Task objective:
Copy out the entries that come next, exactly.

(Data excerpts)
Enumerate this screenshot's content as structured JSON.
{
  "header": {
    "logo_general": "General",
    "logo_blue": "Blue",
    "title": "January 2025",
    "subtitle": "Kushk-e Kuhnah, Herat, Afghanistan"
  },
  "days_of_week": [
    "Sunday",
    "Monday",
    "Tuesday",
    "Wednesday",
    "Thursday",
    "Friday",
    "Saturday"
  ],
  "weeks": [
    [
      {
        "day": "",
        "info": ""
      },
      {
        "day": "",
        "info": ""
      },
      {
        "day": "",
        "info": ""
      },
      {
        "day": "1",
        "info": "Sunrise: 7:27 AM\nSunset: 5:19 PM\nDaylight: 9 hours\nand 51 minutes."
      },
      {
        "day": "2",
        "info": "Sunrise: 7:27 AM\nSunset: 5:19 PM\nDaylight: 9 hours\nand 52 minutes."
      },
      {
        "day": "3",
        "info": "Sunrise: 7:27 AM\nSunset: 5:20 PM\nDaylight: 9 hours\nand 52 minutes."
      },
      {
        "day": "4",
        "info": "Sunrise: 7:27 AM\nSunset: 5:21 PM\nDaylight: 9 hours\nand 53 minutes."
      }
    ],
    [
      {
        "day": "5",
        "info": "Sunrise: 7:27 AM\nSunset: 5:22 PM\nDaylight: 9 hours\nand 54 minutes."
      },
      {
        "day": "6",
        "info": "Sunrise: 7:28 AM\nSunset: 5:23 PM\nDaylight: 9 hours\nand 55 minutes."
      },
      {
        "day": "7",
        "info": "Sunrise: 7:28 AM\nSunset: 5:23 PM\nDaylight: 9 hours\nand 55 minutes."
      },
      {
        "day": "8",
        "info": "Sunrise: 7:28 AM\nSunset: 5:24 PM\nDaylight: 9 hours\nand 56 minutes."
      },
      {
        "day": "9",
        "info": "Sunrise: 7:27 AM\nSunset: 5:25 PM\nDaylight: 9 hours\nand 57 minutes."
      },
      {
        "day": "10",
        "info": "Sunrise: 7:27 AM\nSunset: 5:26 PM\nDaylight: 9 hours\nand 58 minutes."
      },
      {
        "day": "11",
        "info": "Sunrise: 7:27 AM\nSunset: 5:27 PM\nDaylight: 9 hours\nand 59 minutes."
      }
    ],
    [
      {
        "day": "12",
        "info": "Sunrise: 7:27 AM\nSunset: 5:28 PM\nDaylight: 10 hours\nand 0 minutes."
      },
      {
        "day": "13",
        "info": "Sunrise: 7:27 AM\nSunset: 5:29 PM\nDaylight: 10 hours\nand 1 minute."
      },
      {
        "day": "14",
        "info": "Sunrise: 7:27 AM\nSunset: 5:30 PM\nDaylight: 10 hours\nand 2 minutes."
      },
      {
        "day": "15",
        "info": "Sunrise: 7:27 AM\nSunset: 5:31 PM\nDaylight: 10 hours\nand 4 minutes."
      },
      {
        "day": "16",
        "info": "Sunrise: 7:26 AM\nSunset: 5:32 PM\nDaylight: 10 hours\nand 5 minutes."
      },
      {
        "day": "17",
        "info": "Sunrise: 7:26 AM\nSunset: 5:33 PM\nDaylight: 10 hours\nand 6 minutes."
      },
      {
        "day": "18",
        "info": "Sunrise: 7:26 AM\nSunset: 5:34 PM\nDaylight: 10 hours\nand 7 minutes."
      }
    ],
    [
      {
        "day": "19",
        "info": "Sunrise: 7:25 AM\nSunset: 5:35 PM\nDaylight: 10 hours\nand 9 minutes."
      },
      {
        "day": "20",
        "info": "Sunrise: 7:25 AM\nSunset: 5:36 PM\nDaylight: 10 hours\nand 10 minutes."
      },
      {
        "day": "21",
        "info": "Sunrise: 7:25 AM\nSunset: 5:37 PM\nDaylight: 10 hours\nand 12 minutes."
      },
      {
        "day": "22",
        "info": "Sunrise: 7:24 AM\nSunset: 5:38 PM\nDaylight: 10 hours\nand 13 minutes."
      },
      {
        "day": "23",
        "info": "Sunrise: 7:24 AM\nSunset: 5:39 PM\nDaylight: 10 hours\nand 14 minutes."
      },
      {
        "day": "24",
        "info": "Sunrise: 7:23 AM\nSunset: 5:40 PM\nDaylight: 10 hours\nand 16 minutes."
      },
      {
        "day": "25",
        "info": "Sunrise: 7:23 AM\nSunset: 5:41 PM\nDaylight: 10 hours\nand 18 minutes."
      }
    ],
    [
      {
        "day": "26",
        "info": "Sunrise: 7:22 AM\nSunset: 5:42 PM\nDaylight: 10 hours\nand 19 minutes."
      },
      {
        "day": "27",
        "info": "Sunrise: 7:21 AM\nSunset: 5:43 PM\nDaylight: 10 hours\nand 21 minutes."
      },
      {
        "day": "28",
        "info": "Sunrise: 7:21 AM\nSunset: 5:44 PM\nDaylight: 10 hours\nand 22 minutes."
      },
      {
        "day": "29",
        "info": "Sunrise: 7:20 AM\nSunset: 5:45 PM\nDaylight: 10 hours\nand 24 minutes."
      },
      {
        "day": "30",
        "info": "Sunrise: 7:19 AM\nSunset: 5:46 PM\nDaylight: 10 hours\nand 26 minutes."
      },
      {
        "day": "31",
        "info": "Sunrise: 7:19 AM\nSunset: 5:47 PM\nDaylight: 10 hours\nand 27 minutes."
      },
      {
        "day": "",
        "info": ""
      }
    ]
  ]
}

Answer for this exercise:
Enumerate this screenshot's content as structured JSON.
{
  "header": {
    "logo_general": "General",
    "logo_blue": "Blue",
    "title": "January 2025",
    "subtitle": "Kushk-e Kuhnah, Herat, Afghanistan"
  },
  "days_of_week": [
    "Sunday",
    "Monday",
    "Tuesday",
    "Wednesday",
    "Thursday",
    "Friday",
    "Saturday"
  ],
  "weeks": [
    [
      {
        "day": "",
        "info": ""
      },
      {
        "day": "",
        "info": ""
      },
      {
        "day": "",
        "info": ""
      },
      {
        "day": "1",
        "info": "Sunrise: 7:27 AM\nSunset: 5:19 PM\nDaylight: 9 hours\nand 51 minutes."
      },
      {
        "day": "2",
        "info": "Sunrise: 7:27 AM\nSunset: 5:19 PM\nDaylight: 9 hours\nand 52 minutes."
      },
      {
        "day": "3",
        "info": "Sunrise: 7:27 AM\nSunset: 5:20 PM\nDaylight: 9 hours\nand 52 minutes."
      },
      {
        "day": "4",
        "info": "Sunrise: 7:27 AM\nSunset: 5:21 PM\nDaylight: 9 hours\nand 53 minutes."
      }
    ],
    [
      {
        "day": "5",
        "info": "Sunrise: 7:27 AM\nSunset: 5:22 PM\nDaylight: 9 hours\nand 54 minutes."
      },
      {
        "day": "6",
        "info": "Sunrise: 7:28 AM\nSunset: 5:23 PM\nDaylight: 9 hours\nand 55 minutes."
      },
      {
        "day": "7",
        "info": "Sunrise: 7:28 AM\nSunset: 5:23 PM\nDaylight: 9 hours\nand 55 minutes."
      },
      {
        "day": "8",
        "info": "Sunrise: 7:28 AM\nSunset: 5:24 PM\nDaylight: 9 hours\nand 56 minutes."
      },
      {
        "day": "9",
        "info": "Sunrise: 7:27 AM\nSunset: 5:25 PM\nDaylight: 9 hours\nand 57 minutes."
      },
      {
        "day": "10",
        "info": "Sunrise: 7:27 AM\nSunset: 5:26 PM\nDaylight: 9 hours\nand 58 minutes."
      },
      {
        "day": "11",
        "info": "Sunrise: 7:27 AM\nSunset: 5:27 PM\nDaylight: 9 hours\nand 59 minutes."
      }
    ],
    [
      {
        "day": "12",
        "info": "Sunrise: 7:27 AM\nSunset: 5:28 PM\nDaylight: 10 hours\nand 0 minutes."
      },
      {
        "day": "13",
        "info": "Sunrise: 7:27 AM\nSunset: 5:29 PM\nDaylight: 10 hours\nand 1 minute."
      },
      {
        "day": "14",
        "info": "Sunrise: 7:27 AM\nSunset: 5:30 PM\nDaylight: 10 hours\nand 2 minutes."
      },
      {
        "day": "15",
        "info": "Sunrise: 7:27 AM\nSunset: 5:31 PM\nDaylight: 10 hours\nand 4 minutes."
      },
      {
        "day": "16",
        "info": "Sunrise: 7:26 AM\nSunset: 5:32 PM\nDaylight: 10 hours\nand 5 minutes."
      },
      {
        "day": "17",
        "info": "Sunrise: 7:26 AM\nSunset: 5:33 PM\nDaylight: 10 hours\nand 6 minutes."
      },
      {
        "day": "18",
        "info": "Sunrise: 7:26 AM\nSunset: 5:34 PM\nDaylight: 10 hours\nand 7 minutes."
      }
    ],
    [
      {
        "day": "19",
        "info": "Sunrise: 7:25 AM\nSunset: 5:35 PM\nDaylight: 10 hours\nand 9 minutes."
      },
      {
        "day": "20",
        "info": "Sunrise: 7:25 AM\nSunset: 5:36 PM\nDaylight: 10 hours\nand 10 minutes."
      },
      {
        "day": "21",
        "info": "Sunrise: 7:25 AM\nSunset: 5:37 PM\nDaylight: 10 hours\nand 12 minutes."
      },
      {
        "day": "22",
        "info": "Sunrise: 7:24 AM\nSunset: 5:38 PM\nDaylight: 10 hours\nand 13 minutes."
      },
      {
        "day": "23",
        "info": "Sunrise: 7:24 AM\nSunset: 5:39 PM\nDaylight: 10 hours\nand 14 minutes."
      },
      {
        "day": "24",
        "info": "Sunrise: 7:23 AM\nSunset: 5:40 PM\nDaylight: 10 hours\nand 16 minutes."
      },
      {
        "day": "25",
        "info": "Sunrise: 7:23 AM\nSunset: 5:41 PM\nDaylight: 10 hours\nand 18 minutes."
      }
    ],
    [
      {
        "day": "26",
        "info": "Sunrise: 7:22 AM\nSunset: 5:42 PM\nDaylight: 10 hours\nand 19 minutes."
      },
      {
        "day": "27",
        "info": "Sunrise: 7:21 AM\nSunset: 5:43 PM\nDaylight: 10 hours\nand 21 minutes."
      },
      {
        "day": "28",
        "info": "Sunrise: 7:21 AM\nSunset: 5:44 PM\nDaylight: 10 hours\nand 22 minutes."
      },
      {
        "day": "29",
        "info": "Sunrise: 7:20 AM\nSunset: 5:45 PM\nDaylight: 10 hours\nand 24 minutes."
      },
      {
        "day": "30",
        "info": "Sunrise: 7:19 AM\nSunset: 5:46 PM\nDaylight: 10 hours\nand 26 minutes."
      },
      {
        "day": "31",
        "info": "Sunrise: 7:19 AM\nSunset: 5:47 PM\nDaylight: 10 hours\nand 27 minutes."
      },
      {
        "day": "",
        "info": ""
      }
    ]
  ]
}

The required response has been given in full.